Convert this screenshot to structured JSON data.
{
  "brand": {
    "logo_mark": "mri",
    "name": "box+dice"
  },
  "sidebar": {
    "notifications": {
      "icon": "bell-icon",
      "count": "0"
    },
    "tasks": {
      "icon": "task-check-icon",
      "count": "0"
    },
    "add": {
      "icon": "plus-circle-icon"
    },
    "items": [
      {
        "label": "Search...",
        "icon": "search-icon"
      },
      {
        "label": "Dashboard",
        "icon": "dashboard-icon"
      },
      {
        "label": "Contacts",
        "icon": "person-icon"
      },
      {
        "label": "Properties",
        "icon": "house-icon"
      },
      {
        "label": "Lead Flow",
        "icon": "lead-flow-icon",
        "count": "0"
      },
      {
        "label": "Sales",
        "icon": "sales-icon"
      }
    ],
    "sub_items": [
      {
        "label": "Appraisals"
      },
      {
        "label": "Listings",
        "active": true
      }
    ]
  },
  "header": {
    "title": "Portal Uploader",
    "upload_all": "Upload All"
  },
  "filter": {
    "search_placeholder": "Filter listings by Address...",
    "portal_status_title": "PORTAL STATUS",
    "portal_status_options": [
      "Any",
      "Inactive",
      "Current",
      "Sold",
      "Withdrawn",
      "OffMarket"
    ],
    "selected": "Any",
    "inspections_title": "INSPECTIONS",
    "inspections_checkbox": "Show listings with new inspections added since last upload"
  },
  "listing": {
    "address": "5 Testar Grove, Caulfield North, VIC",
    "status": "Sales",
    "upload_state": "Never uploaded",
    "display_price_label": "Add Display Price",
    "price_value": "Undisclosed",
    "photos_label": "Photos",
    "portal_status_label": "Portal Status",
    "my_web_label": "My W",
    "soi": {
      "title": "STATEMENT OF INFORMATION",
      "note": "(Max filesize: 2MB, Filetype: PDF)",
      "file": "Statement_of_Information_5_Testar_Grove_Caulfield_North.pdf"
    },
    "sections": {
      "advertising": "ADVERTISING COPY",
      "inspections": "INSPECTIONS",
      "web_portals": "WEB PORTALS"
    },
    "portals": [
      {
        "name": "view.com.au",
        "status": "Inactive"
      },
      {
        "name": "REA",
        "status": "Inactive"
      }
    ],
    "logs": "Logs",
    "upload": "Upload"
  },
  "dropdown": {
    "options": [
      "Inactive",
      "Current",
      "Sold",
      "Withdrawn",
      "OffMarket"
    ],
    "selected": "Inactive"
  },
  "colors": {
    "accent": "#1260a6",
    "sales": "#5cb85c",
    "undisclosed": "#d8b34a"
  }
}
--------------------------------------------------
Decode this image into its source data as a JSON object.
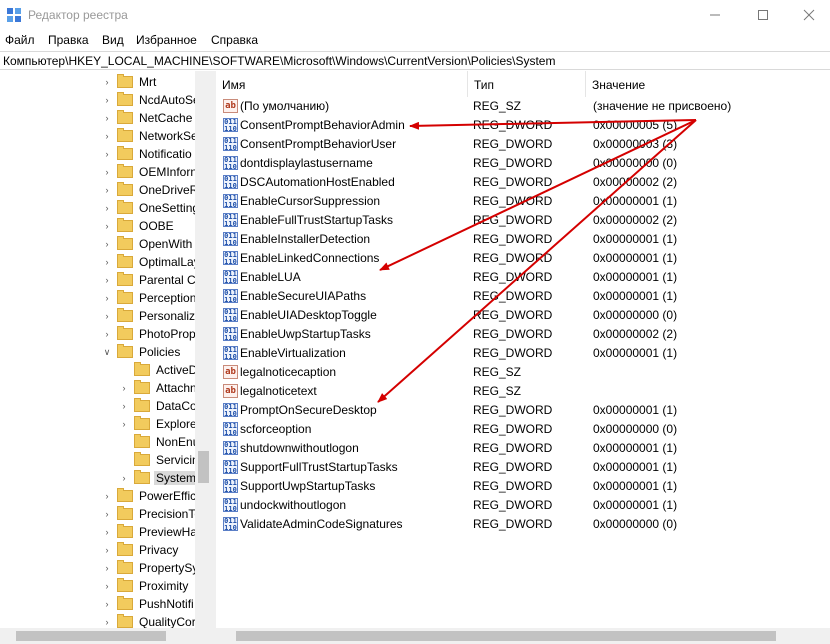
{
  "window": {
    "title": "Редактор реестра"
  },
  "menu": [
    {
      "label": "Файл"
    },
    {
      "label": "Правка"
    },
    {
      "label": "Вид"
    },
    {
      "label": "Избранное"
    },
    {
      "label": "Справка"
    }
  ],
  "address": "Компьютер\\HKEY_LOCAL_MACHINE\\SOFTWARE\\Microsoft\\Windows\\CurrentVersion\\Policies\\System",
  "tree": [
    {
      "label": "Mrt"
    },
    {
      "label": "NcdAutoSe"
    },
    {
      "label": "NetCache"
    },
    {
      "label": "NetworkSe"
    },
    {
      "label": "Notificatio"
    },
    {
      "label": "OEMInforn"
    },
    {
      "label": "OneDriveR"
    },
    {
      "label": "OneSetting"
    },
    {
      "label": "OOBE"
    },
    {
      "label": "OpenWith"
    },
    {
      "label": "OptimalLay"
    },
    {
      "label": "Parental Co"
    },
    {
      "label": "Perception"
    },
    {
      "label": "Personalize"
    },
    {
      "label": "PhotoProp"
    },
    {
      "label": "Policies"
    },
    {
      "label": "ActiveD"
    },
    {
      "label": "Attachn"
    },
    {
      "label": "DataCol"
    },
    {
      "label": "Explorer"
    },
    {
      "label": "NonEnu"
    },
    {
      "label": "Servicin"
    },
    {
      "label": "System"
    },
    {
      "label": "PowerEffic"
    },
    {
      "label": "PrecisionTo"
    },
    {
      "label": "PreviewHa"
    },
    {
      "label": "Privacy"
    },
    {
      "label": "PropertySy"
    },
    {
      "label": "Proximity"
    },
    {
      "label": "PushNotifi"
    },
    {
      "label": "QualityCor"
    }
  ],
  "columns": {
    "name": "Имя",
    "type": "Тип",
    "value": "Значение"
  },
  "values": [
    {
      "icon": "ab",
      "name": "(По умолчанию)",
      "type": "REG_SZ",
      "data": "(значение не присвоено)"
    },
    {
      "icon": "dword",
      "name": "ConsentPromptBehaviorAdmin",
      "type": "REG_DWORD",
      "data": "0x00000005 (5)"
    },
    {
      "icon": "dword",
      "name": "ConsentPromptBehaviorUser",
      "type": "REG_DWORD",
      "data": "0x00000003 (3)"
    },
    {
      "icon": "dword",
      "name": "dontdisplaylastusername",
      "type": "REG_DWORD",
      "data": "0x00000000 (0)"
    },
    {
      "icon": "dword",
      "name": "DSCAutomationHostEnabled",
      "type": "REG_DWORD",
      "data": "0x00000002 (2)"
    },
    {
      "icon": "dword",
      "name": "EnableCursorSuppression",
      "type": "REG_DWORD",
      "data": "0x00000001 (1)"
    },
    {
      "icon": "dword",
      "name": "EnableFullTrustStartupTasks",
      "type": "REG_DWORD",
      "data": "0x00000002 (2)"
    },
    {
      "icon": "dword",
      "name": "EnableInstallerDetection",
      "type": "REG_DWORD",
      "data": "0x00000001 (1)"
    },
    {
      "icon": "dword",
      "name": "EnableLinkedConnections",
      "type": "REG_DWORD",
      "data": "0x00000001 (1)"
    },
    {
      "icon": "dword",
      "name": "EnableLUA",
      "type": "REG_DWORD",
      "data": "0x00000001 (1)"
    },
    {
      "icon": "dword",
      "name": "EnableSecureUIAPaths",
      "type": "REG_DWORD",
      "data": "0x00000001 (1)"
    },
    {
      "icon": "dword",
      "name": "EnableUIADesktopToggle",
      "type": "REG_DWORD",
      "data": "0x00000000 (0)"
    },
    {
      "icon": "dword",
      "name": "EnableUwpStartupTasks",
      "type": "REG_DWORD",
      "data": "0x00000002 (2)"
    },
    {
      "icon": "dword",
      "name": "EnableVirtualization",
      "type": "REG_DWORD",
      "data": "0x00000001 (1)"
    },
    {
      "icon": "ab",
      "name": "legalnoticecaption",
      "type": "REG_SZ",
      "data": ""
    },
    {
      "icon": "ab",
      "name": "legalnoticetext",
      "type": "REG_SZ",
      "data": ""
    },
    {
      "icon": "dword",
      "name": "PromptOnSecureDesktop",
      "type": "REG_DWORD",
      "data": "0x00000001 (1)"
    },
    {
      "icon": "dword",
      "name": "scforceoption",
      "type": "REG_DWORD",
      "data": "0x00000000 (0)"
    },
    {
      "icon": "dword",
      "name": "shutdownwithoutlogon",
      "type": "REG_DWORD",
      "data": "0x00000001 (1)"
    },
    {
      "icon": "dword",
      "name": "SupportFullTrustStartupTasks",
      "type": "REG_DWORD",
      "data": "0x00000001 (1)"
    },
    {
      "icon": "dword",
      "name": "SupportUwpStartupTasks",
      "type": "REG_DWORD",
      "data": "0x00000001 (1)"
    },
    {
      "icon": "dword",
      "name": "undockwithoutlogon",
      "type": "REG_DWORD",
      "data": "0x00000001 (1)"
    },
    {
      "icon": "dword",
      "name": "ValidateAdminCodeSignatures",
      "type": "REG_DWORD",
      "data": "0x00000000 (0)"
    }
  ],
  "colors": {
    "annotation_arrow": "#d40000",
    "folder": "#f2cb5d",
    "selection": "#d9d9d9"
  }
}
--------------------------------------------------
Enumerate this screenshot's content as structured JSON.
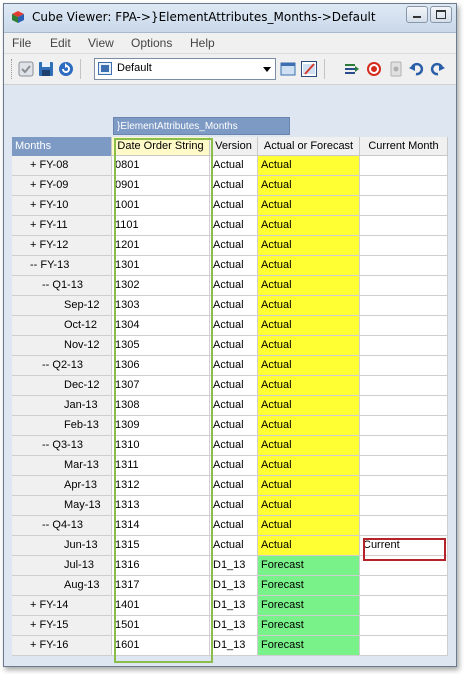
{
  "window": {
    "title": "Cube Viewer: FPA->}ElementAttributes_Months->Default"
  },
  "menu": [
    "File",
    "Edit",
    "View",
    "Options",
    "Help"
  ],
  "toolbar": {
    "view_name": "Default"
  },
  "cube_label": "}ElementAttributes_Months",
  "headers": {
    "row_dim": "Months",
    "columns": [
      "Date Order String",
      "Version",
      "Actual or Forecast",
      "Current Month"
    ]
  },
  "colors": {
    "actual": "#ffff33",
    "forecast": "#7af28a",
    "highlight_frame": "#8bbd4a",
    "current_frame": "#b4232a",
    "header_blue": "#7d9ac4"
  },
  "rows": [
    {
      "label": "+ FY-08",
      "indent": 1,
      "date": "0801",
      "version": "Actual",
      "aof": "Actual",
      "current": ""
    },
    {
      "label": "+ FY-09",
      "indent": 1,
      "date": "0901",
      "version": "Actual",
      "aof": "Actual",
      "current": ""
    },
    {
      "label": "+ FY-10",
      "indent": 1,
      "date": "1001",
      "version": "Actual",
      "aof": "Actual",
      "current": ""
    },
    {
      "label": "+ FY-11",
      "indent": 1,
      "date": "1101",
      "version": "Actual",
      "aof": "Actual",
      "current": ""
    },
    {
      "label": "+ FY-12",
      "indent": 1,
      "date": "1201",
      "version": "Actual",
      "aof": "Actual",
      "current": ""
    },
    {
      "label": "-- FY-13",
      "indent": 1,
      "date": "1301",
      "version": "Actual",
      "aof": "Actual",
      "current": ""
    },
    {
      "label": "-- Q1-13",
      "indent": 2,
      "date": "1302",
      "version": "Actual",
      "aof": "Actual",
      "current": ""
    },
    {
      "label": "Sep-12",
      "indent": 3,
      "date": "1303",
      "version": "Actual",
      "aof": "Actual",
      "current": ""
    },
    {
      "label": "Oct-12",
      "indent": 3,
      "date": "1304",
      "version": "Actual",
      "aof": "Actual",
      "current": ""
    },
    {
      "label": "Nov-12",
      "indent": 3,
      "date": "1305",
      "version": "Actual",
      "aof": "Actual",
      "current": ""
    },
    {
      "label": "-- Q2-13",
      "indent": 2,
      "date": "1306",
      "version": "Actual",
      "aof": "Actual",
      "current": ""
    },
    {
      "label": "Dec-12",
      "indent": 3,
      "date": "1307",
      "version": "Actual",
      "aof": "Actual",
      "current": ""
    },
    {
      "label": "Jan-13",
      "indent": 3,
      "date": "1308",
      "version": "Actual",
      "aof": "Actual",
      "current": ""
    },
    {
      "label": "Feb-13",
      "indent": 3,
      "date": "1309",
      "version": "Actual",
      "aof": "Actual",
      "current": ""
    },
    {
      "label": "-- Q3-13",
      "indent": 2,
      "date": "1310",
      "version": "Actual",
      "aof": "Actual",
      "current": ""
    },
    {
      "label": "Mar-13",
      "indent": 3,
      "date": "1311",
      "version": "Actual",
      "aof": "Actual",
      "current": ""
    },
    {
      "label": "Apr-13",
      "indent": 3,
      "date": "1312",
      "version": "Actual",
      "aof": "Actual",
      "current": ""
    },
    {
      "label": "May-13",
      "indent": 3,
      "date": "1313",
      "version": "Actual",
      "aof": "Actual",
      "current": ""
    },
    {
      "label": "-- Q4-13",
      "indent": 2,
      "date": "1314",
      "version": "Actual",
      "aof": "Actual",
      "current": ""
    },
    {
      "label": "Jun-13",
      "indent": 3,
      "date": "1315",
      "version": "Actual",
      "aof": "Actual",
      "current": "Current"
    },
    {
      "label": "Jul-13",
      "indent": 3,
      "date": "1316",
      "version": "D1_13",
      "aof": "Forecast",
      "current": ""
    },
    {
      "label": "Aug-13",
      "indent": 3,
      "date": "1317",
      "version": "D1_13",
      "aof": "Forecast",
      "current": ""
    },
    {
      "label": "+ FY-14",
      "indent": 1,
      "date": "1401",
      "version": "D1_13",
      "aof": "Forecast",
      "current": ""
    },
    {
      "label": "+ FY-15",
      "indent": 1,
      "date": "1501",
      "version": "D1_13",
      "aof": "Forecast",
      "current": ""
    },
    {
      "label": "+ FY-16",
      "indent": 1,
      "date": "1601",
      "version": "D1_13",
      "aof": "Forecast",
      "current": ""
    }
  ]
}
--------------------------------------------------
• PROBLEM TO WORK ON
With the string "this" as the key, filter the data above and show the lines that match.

• REPLY TO THE EXERCISE
Convert this screenshot to structured JSON data.
Decode this image into its source data as a JSON object.
Enumerate this screenshot's content as structured JSON.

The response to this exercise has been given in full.